Day 2 of the IN THE PALACE International Short Film Festival and this morning we had the first of our Filmer Forge workshops led by industry professionals. Today’s topic was how to successfully pitch the idea for your film; led by Faisal-Azam Qureshi from the UK.
Qureshi, writer and producer, has plenty of experience with this and gave a very interesting and engaging lecture with top tips on how to approach your pitch, with anecdotes from his life and important do’s and don’ts for succeeding. With only a few audience members having experience with pitching before, but with many budding filmmakers among us, we were eager to hear what he had to say.
Starting off with the basic question – what is pitching? We learnt that when pitching you are not only presenting the idea of your film, but also selling yourself to the client as someone they will be able to work with for a long period of time, therefore it’s important to build rapport with the client as well as just talking to them about your idea. It’s a good idea to do some research on your client before you go in for the pitch, so you’re aware of what kind of projects they’ve worked on in the past.
Your pitch should be short and descriptive but with a hook; summarizing what your film is about but also making your idea stand out! This is what is called “elevator pitch” – something you can explain in 30-60 seconds or 1 or 2 sentences that lets the client know exactly what you’re trying to do with your film.
Another top tip that some people forget when preparing for a pitch is to remember who your audience is, who you might like to work with (in terms of cast and crew) and the genre of the project, in order to give more detail to the client and not have them think you only care about your idea and your idea alone. Similarly, you should always have 2 or 3 other ideas that you’d be ready to present, incase they reject your first one.
To make your pitch more engaging, it can sometimes help to have visual aids such as a mock up of what the movie poster might look like or a ‘sizzle reel’ – this is where you take clips from pre-existing material to create a kind of trailer showing what you want the film to look like or be about – just a different way of presenting your idea to make the client understand your thinking behind it.
In the end, you could even leave an info pack with more details on your film and then always follow up afterwards with a letter or email to keep the conversation going about your ideas. In the end, if it doesn’t workout you’ve got a contact for future projects to come.
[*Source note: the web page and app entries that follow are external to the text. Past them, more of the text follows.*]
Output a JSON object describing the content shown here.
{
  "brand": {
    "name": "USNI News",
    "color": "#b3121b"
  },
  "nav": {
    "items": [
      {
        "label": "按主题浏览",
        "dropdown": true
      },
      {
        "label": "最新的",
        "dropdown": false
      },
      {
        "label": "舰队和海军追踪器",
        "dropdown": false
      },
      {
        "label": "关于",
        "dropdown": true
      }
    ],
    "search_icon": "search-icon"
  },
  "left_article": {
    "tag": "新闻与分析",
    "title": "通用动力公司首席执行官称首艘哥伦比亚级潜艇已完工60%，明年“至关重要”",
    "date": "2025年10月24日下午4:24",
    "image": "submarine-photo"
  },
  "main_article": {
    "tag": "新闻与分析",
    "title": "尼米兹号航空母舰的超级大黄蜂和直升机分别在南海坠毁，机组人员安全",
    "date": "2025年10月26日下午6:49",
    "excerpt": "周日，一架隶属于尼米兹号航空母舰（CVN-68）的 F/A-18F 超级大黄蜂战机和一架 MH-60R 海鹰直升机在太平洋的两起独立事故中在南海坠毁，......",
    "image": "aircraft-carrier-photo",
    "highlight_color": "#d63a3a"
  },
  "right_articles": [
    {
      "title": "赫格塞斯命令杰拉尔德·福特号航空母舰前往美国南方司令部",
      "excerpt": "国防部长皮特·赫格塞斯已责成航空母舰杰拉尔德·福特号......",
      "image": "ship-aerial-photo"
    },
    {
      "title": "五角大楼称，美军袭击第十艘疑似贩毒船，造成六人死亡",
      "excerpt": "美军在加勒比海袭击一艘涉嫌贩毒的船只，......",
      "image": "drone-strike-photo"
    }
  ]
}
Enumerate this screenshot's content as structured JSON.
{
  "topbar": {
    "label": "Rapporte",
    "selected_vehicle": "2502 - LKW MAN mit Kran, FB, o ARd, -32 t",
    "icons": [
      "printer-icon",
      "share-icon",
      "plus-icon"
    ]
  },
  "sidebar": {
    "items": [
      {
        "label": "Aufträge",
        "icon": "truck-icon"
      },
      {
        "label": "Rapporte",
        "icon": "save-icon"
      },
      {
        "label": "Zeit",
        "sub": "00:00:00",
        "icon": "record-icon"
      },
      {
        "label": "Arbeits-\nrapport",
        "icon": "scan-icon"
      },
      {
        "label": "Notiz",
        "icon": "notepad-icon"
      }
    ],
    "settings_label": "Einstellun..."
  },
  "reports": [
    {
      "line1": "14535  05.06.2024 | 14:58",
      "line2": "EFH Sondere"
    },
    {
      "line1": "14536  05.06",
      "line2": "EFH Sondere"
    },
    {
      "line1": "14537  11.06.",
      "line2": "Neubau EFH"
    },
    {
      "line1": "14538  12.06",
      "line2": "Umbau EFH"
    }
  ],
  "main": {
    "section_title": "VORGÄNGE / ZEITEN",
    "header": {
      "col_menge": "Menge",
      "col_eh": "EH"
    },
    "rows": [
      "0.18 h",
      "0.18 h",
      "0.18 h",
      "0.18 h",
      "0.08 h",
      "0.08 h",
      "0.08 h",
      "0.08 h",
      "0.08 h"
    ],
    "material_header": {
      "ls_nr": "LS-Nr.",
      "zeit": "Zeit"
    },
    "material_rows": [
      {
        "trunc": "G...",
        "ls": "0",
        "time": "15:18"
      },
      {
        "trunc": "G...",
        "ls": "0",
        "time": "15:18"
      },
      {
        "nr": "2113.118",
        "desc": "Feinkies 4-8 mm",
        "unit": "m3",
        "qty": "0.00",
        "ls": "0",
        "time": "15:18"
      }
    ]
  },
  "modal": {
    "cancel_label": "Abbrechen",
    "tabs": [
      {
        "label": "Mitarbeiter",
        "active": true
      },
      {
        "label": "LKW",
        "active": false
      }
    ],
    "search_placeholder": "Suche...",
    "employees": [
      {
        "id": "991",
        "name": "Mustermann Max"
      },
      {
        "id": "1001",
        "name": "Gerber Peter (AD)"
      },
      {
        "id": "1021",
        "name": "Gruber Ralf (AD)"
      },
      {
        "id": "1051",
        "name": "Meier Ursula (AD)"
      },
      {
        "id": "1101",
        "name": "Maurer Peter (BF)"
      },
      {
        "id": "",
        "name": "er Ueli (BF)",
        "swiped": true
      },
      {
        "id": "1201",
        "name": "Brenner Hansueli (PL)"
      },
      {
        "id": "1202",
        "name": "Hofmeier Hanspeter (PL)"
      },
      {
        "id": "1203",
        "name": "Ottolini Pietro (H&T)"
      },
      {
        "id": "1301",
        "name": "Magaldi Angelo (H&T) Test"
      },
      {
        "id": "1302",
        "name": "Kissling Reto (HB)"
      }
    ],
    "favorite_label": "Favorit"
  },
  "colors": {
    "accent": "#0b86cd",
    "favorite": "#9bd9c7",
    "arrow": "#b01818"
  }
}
Most important: be passionate!! Have passion in yourself and your ideas and you will succeed.
A brilliant talk by Faisal Qureshi today; excited for many more in the upcoming week.